In MBM, we’ve learned from free societies that owners bear the consequences of their actions (both positive and negative). We translate that idea into the organization by establishing responsibilities, and then holding employees accountable for their responsibilities. Notice that these statements make no guarantee that one will have all the decision rights s/he needs to accomplish his/her responsibilities.
It could be that one has all the decision rights, none of the decision rights or partial decision rights. This is done deliberately. Below are several reasons why someone may have responsibility without having all the decision rights necessary to execute on those responsibilities:
- Knowledge: It could be the individual doesn’t have the best knowledge. By having someone else holding the decision right, the two will have to meet and exchange knowledge.
- Skill: Sometimes the responsible party isn’t good at making certain types of decisions, so it’s a deliberate way to make sure someone with better judgment is making the final call.
- Perspective: It could be there needs to be a broader or different perspective to make the best decision. For instance, if I’m working on a research paper that is going organization-wide, it’s probably best for someone who is familiar with the entire organization to have the final say on when and how it is released.
- Customer Focus: In certain cases, not having decision rights encourages one to treat the decision maker more like a customer. I think this is a bit like the president having a speech writer. The speech writer doesn’t have final say in what the president says, and that’s a good thing. The speech writer has to treat the president like a customer: talk to him to understand the goal, stay closely connected with likes/dislikes and so forth.

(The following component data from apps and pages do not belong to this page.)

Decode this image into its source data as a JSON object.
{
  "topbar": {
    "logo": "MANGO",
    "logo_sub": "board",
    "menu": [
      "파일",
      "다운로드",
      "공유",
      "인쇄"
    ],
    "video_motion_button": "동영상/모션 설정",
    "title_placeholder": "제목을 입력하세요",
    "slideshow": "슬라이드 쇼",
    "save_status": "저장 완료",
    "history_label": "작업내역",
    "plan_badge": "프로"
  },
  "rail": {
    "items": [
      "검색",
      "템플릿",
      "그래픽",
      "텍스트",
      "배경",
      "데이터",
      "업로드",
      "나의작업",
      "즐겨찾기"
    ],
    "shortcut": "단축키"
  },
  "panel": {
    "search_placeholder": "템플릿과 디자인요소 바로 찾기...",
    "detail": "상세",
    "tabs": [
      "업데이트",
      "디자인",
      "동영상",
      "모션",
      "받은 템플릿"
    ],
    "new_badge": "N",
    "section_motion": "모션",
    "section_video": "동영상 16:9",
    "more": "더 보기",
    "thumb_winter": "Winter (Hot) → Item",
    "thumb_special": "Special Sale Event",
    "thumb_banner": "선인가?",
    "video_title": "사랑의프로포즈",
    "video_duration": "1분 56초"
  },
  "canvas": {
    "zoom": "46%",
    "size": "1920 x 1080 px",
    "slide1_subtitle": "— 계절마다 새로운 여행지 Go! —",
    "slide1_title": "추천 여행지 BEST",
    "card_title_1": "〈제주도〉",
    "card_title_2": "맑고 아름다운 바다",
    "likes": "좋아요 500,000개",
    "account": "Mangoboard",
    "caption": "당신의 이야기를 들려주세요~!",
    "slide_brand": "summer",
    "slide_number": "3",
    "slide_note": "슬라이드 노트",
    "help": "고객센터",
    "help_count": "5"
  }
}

- Challenge: It could be there are decisions that require a lot of challenge to make the best possible decision. For instance, supervisors do not have decision rights to change the base pay of direct reports – but they do have responsibility to ensure direct reports are getting base pay reviews. This is done deliberately to make sure that supervisors are getting lots of challenge around this very important decision.
I’m sure there may be other reasons why one may have responsibility without decision rights. This isn’t to say that this is always an ideal situation. There may instances where the person with responsibility has decision rights and it works quite well.
Regardless of the situation, we do not believe that one has to have decision rights in order to get things done. This is where our ideas about Principled EntrepreneurshipTM come into play. Out in free societies, successful entrepreneurs are not deterred by their lack of authority. Inside the organization, if one lacks decision rights, they have to be entrepreneurial, find the person with decision rights, and work to convince that person to use resources.
Have you been a situation where you had responsibility but not all the decision rights you needed? What did you learn from that situation?